Jugs of maple syrup line Gray's home, where he runs Kemble Mountain Maple Products. 'I eat a lot of syrup,' he admits. (Haydn Watters/CBC)

"It's a lot of energy and time and when you get to taste it at the end of that it tastes like burnt Tootsie Roll or even worse," he said. It means lost syrup stock, money and resources.

So members of the Ontario Maple Syrup Producers Association have come together to find a fix.

Syrup producers around the province have been collecting daily test tubes of their saps and syrups. Those will be sent to Fanshawe College in London this spring and analyzed to see if there's a way to predict buddy sap.

To learn more about buddy sap, tap on the audio player below.

"We're just trying to figure out what the chemistry is and what the changes are over the season and if in fact there is a precursor there," said Gray, the association's volunteer research chair.

"It might be an amino acid or it might be something else. But if we can identify that, then we're off to the races. We don't know if it can be done but there's a good chance that it can be done. So we're keeping our fingers crossed."

Results expected this fall

It's groundbreaking work — with big potential benefits for the wider syrup industry in Quebec, New Brunswick, Nova Scotia and northeastern states.

Significant research has been done before, largely by researchers in Quebec and Vermont, two maple syrup giants. But that's come up short — and divided. 
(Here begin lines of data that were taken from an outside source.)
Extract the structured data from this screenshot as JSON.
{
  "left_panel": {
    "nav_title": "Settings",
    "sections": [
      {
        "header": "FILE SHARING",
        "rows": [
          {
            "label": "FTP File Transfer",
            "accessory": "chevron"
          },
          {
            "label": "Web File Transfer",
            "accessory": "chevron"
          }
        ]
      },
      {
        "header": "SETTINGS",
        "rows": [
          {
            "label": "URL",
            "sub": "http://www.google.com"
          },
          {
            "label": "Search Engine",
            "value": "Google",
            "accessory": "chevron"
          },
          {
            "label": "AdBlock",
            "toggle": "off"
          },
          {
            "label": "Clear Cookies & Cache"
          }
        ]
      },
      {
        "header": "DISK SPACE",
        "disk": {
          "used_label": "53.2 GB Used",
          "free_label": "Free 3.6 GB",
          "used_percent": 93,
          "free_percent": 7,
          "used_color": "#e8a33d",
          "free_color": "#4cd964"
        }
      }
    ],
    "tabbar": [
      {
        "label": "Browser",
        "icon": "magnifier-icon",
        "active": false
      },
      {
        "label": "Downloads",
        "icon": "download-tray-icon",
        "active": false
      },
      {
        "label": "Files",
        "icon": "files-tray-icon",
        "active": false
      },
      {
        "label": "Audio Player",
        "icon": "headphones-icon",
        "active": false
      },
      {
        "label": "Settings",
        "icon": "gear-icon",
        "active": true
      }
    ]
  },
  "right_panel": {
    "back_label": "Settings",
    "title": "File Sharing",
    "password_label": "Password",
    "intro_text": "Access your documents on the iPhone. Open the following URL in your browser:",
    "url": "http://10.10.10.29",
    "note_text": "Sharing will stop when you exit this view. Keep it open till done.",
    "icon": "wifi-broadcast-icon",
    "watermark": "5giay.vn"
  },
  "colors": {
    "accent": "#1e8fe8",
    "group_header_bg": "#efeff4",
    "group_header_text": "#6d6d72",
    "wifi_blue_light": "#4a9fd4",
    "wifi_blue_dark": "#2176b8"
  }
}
Carleton chemistry professor David Miller is pretty confident they will be able to get an answer this time. Miller started working with Ontario maple syrup producers in 2012, when he came to them with the problem of mould in maple syrup. They came back to him with this problem. So he considers himself the "godfather" of this project.

Gray has been out in his sugar bush, taking samples of his sap on a daily basis this season. He'll send the samples to London, where they will be analyzed over the spring and summer. (Haydn Watters/CBC)

"The level of technology that we can bring here and expertise is uncommon," he said. "There are really smart chemists working on the problem so we will for sure get a picture that will be unique in the world of the metabolome in the sap."

He expects results to come back late this summer or in the early fall.

If they identify what's causing the buddy syrup, they can then work on creating an identifier, like a paper test, that can be used while out in the sugar bush — a lot more scientific than waiting for croaking frogs.

'You're just guessing all the time'

Gray's house is cluttered with bottles of syrup — snaking the length of his dining room.

After 34 years of making maple syrup, he's gotten good at knowing when to halt production come spring. He's learned the hard way, once making 100 litres of buddy syrup by accident, a batch he dubbed "Bud Light."

Gray runs a small operation, with about 700 of these spiles out in his sugar bush. The bush is on a south-facing slope, so sap comes down by gravity into repurposed milk coolers. (Haydn Watters/CBC)

"It shouldn't have happened. If I could have tested the sap, I would have known right away not to do that. You're just guessing all the time."

He's keeping meticulous records for all the sap and syrup he's collected this season, measuring temperature, taste and grade. The difference between just a few days is remarkable; the colour of the syrup darker and much stronger and buddy in taste.

Maple-themed photos and clipped newspaper articles about maple syrup hang on the walls of the Gray's sugar shack, including this photo of their grandson in a syrup bucket. (Haydn Watters/CBC)

At the same time as this research, he's running experiments of his own to see how syrup fares with different variables. He's no chemist though, so he's eager to get something scientifically sound.

"I still go by the frogs, but if they can get a paper test developed, I'll be going with that."


Haydn Watters is a roving reporter in Ontario, mostly serving the province's local CBC Radio shows. He has worked for the CBC in Halifax, Yellowknife, Ottawa and Toronto, with stints at the politics bureau and entertainment unit. He ran an experimental one-person pop-up bureau for the CBC in Barrie, Ont. You can get in touch at